months old. Otherwise, a new condition assessment will be done.
(2) If a triennial inspection is due within 6 months for any bridge on a line to be rehabilitated, the
triennial inspection and load rating (per chapter 5, paragraph 4) will be done as part of the rehabilitation
(3) If the last annual inspection indicates any significant change in condition of a main bridge member
since the previous load rating was done, at least the included span (or spans) of the bridge will be
thoroughly inspected and load rated (per chapter 5, paragraph 4) as part of the rehabilitation plan.
d. Terminal and Support Facilities. The condition of all terminal and support facilities should also be
evaluated. This evaluation may be done and reported separately from the track evaluation.
4. STRUCTURAL EVALUATION.
a. To determine current load carrying capacity, a structural evaluation will be performed for all track,
bridges, loading ramps, and other structures needed for railroad and terminal operations.
b. Track structural evaluation should be done using the computer program described in appendix C.
(1) The load-carrying capability of a railroad line is often determined by the design capacity and
present condition of the bridges along the route.
(2) All bridges that have not been thoroughly inspected and load rated within the previous three years
will be examined and rated by a practicing railroad bridge engineer. The rating will be done in
accordance with the AREMA manual for timber bridges, concrete bridges, and steel bridges.
(3) Most military railroad bridges are of conventional timber design, built to an E60 rating.
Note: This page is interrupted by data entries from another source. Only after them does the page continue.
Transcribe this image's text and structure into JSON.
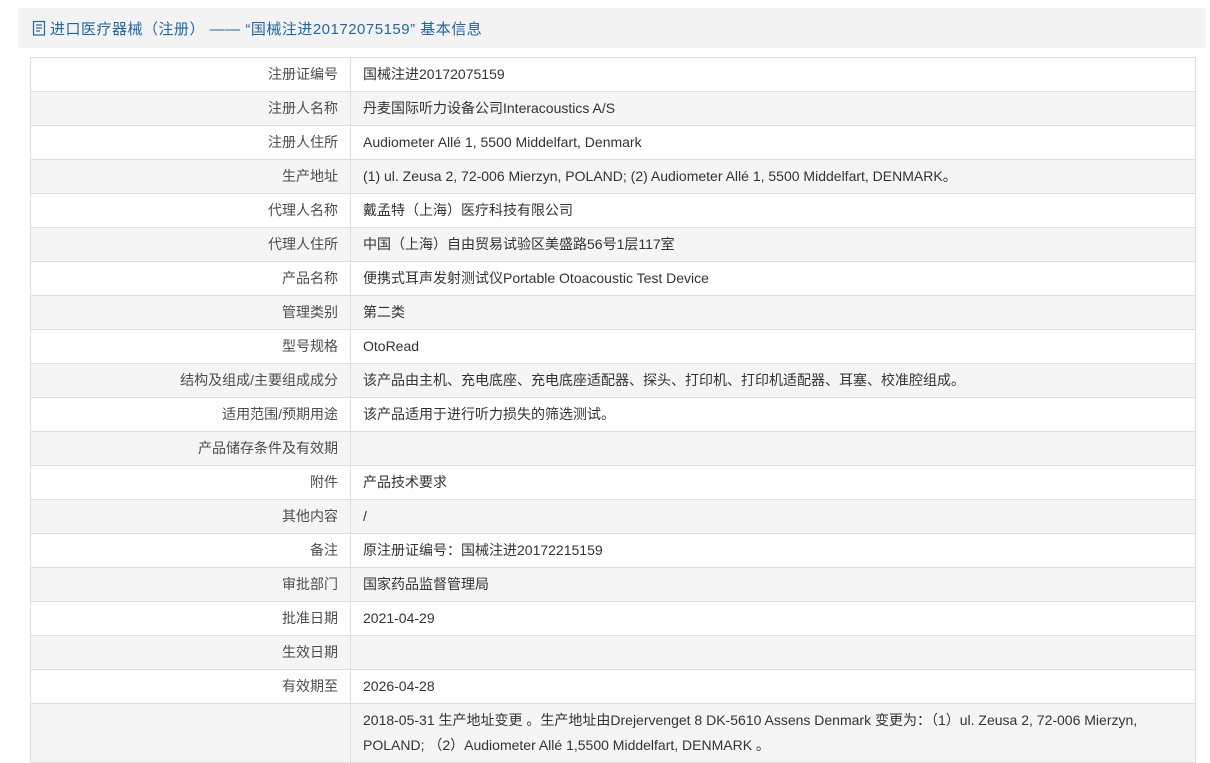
{
  "header": {
    "icon": "document-icon",
    "title": "进口医疗器械（注册） —— “国械注进20172075159” 基本信息"
  },
  "colors": {
    "title_blue": "#2166a5",
    "header_band_bg": "#f3f3f3",
    "table_border": "#dddddd",
    "zebra_row_bg": "#f5f5f5",
    "label_text": "#4d4d4d",
    "value_text": "#333333"
  },
  "table": {
    "rows": [
      {
        "label": "注册证编号",
        "value": "国械注进20172075159"
      },
      {
        "label": "注册人名称",
        "value": "丹麦国际听力设备公司Interacoustics A/S"
      },
      {
        "label": "注册人住所",
        "value": "Audiometer Allé 1, 5500 Middelfart, Denmark"
      },
      {
        "label": "生产地址",
        "value": "(1) ul. Zeusa 2, 72-006 Mierzyn, POLAND; (2) Audiometer Allé 1, 5500 Middelfart, DENMARK。"
      },
      {
        "label": "代理人名称",
        "value": "戴孟特（上海）医疗科技有限公司"
      },
      {
        "label": "代理人住所",
        "value": "中国（上海）自由贸易试验区美盛路56号1层117室"
      },
      {
        "label": "产品名称",
        "value": "便携式耳声发射测试仪Portable Otoacoustic Test Device"
      },
      {
        "label": "管理类别",
        "value": "第二类"
      },
      {
        "label": "型号规格",
        "value": "OtoRead"
      },
      {
        "label": "结构及组成/主要组成成分",
        "value": "该产品由主机、充电底座、充电底座适配器、探头、打印机、打印机适配器、耳塞、校准腔组成。"
      },
      {
        "label": "适用范围/预期用途",
        "value": "该产品适用于进行听力损失的筛选测试。"
      },
      {
        "label": "产品储存条件及有效期",
        "value": ""
      },
      {
        "label": "附件",
        "value": "产品技术要求"
      },
      {
        "label": "其他内容",
        "value": "/"
      },
      {
        "label": "备注",
        "value": "原注册证编号：国械注进20172215159"
      },
      {
        "label": "审批部门",
        "value": "国家药品监督管理局"
      },
      {
        "label": "批准日期",
        "value": "2021-04-29"
      },
      {
        "label": "生效日期",
        "value": ""
      },
      {
        "label": "有效期至",
        "value": "2026-04-28"
      },
      {
        "label": "",
        "value": "2018-05-31 生产地址变更 。生产地址由Drejervenget 8 DK-5610 Assens Denmark 变更为：（1）ul. Zeusa 2, 72-006 Mierzyn, POLAND; （2）Audiometer Allé 1,5500 Middelfart, DENMARK 。"
      }
    ]
  }
}
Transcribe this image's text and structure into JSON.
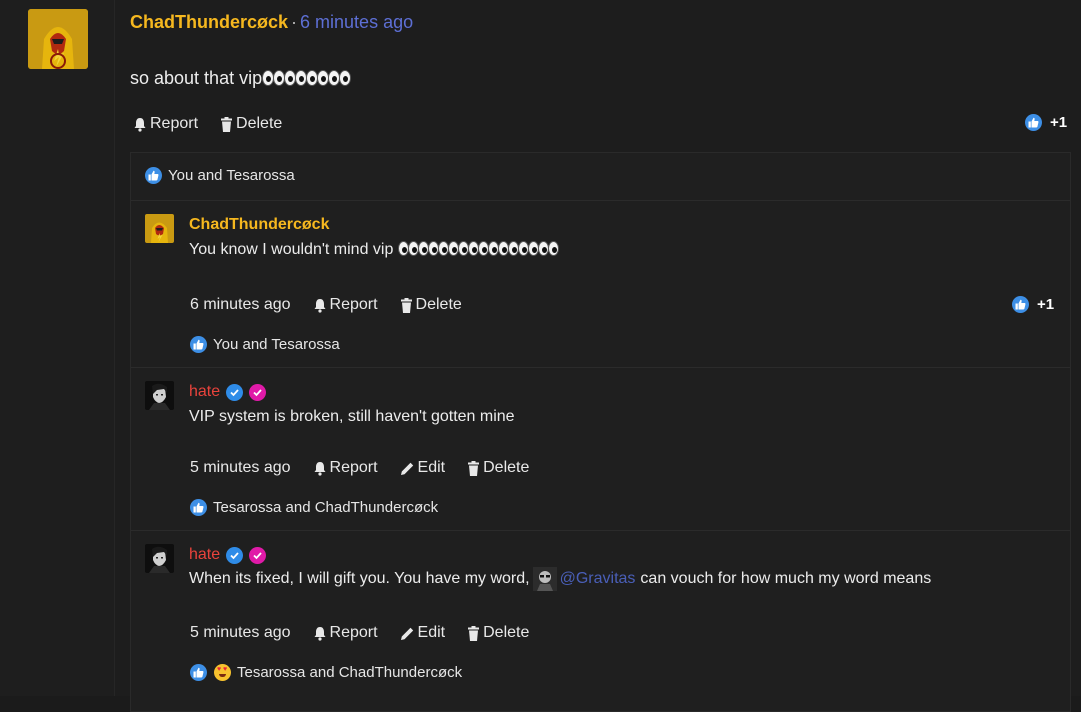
{
  "post": {
    "author": "ChadThundercøck",
    "separator": "·",
    "time": "6 minutes ago",
    "body": "so about that vip",
    "body_eyes": 8,
    "actions": {
      "report": "Report",
      "delete": "Delete"
    },
    "like_count": "+1",
    "reactions_text": "You and Tesarossa"
  },
  "comments": [
    {
      "author": "ChadThundercøck",
      "text": "You know I wouldn't mind vip",
      "eyes": 16,
      "time": "6 minutes ago",
      "actions": {
        "report": "Report",
        "delete": "Delete"
      },
      "like_count": "+1",
      "reactions_text": "You and Tesarossa"
    },
    {
      "author": "hate",
      "text": "VIP system is broken, still haven't gotten mine",
      "time": "5 minutes ago",
      "actions": {
        "report": "Report",
        "edit": "Edit",
        "delete": "Delete"
      },
      "reactions_text": "Tesarossa and ChadThundercøck"
    },
    {
      "author": "hate",
      "text_before": "When its fixed, I will gift you. You have my word,",
      "mention": "@Gravitas",
      "text_after": "can vouch for how much my word means",
      "time": "5 minutes ago",
      "actions": {
        "report": "Report",
        "edit": "Edit",
        "delete": "Delete"
      },
      "reactions_text": "Tesarossa and ChadThundercøck"
    }
  ],
  "colors": {
    "username_gold": "#f6b81f",
    "username_red": "#e8433c",
    "time_blue": "#5d6fd4",
    "like_blue": "#3d8fe6",
    "verified_blue": "#2f8ce8",
    "verified_pink": "#e01aa8"
  },
  "icons": {
    "report": "bell-icon",
    "delete": "trash-icon",
    "edit": "pencil-icon",
    "like": "thumbs-up-icon",
    "love": "heart-eyes-icon",
    "verified": "verified-badge-icon"
  }
}
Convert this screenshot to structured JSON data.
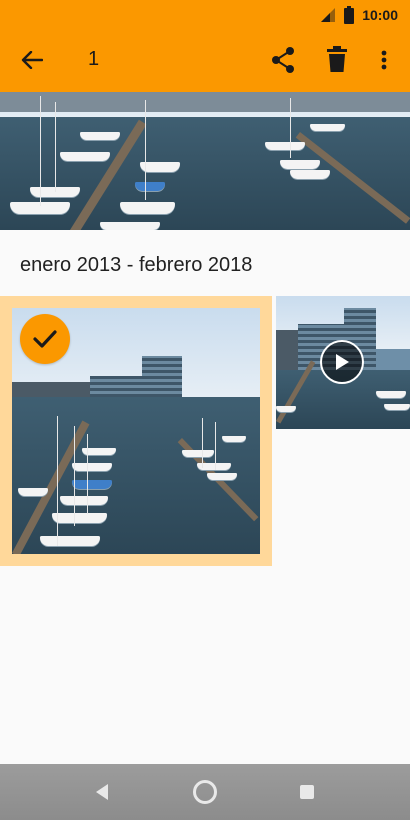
{
  "status_bar": {
    "time": "10:00",
    "signal_icon": "cell-signal-icon",
    "battery_icon": "battery-icon"
  },
  "toolbar": {
    "selected_count": "1",
    "back_icon": "arrow-back-icon",
    "share_icon": "share-icon",
    "delete_icon": "trash-icon",
    "more_icon": "more-vert-icon"
  },
  "section": {
    "title": "enero 2013 - febrero 2018"
  },
  "grid": {
    "items": [
      {
        "type": "photo",
        "selected": true,
        "badge_icon": "check-icon"
      },
      {
        "type": "video",
        "selected": false,
        "overlay_icon": "play-icon"
      }
    ]
  },
  "navigation_bar": {
    "back_icon": "nav-back-icon",
    "home_icon": "nav-home-icon",
    "recent_icon": "nav-recent-icon"
  },
  "colors": {
    "accent": "#fb9800",
    "selection_border": "#ffd89a",
    "nav_bar": "#919191"
  }
}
If these
bridges are in very good condition, this capacity is sufficient for typical military traffic levels, including
handling of 140-ton heavy equipment flatcars.
(4) By the AREMA rating guidelines, the in-service rating for bridges in very good condition may
actually exceed their design rating.
(5) Additional material on bridge design ratings is found in chapter 7, paragraph 2.